• **TASK TO CARRY OUT**
Reproduce each of the entries that follow, exactly.

• **DATA UNDER STUDY**
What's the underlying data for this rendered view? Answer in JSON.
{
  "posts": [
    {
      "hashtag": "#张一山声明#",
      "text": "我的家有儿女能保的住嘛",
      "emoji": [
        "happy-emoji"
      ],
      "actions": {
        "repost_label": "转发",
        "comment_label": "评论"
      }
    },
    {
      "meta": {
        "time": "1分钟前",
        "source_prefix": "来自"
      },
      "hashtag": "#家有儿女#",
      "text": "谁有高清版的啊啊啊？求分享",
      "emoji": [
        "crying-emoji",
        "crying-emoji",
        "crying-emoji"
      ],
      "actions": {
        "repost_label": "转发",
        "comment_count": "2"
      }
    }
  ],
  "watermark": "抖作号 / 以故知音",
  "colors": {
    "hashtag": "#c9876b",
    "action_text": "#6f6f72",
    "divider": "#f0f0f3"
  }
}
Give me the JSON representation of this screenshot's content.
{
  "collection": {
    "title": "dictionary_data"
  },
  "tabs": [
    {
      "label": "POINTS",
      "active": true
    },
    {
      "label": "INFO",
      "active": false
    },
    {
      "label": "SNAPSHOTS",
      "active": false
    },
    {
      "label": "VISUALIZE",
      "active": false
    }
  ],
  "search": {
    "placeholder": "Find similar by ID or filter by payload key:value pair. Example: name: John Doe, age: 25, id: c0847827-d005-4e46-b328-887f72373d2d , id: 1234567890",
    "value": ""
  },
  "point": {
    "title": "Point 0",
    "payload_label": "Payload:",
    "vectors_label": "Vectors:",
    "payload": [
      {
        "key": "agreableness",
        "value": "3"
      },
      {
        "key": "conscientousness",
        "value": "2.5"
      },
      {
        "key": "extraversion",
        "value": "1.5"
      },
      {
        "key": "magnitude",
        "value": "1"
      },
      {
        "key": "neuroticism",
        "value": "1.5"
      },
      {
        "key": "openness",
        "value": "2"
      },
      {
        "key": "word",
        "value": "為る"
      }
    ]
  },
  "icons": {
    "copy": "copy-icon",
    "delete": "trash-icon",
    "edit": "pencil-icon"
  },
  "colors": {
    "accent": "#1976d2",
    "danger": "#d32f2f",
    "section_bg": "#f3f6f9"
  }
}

• **RESULT FOR THIS EXERCISE**
What's the underlying data for this rendered view? Answer in JSON.
{
  "posts": [
    {
      "hashtag": "#张一山声明#",
      "text": "我的家有儿女能保的住嘛",
      "emoji": [
        "happy-emoji"
      ],
      "actions": {
        "repost_label": "转发",
        "comment_label": "评论"
      }
    },
    {
      "meta": {
        "time": "1分钟前",
        "source_prefix": "来自"
      },
      "hashtag": "#家有儿女#",
      "text": "谁有高清版的啊啊啊？求分享",
      "emoji": [
        "crying-emoji",
        "crying-emoji",
        "crying-emoji"
      ],
      "actions": {
        "repost_label": "转发",
        "comment_count": "2"
      }
    }
  ],
  "watermark": "抖作号 / 以故知音",
  "colors": {
    "hashtag": "#c9876b",
    "action_text": "#6f6f72",
    "divider": "#f0f0f3"
  }
}
Give me the JSON representation of this screenshot's content.
{
  "collection": {
    "title": "dictionary_data"
  },
  "tabs": [
    {
      "label": "POINTS",
      "active": true
    },
    {
      "label": "INFO",
      "active": false
    },
    {
      "label": "SNAPSHOTS",
      "active": false
    },
    {
      "label": "VISUALIZE",
      "active": false
    }
  ],
  "search": {
    "placeholder": "Find similar by ID or filter by payload key:value pair. Example: name: John Doe, age: 25, id: c0847827-d005-4e46-b328-887f72373d2d , id: 1234567890",
    "value": ""
  },
  "point": {
    "title": "Point 0",
    "payload_label": "Payload:",
    "vectors_label": "Vectors:",
    "payload": [
      {
        "key": "agreableness",
        "value": "3"
      },
      {
        "key": "conscientousness",
        "value": "2.5"
      },
      {
        "key": "extraversion",
        "value": "1.5"
      },
      {
        "key": "magnitude",
        "value": "1"
      },
      {
        "key": "neuroticism",
        "value": "1.5"
      },
      {
        "key": "openness",
        "value": "2"
      },
      {
        "key": "word",
        "value": "為る"
      }
    ]
  },
  "icons": {
    "copy": "copy-icon",
    "delete": "trash-icon",
    "edit": "pencil-icon"
  },
  "colors": {
    "accent": "#1976d2",
    "danger": "#d32f2f",
    "section_bg": "#f3f6f9"
  }
}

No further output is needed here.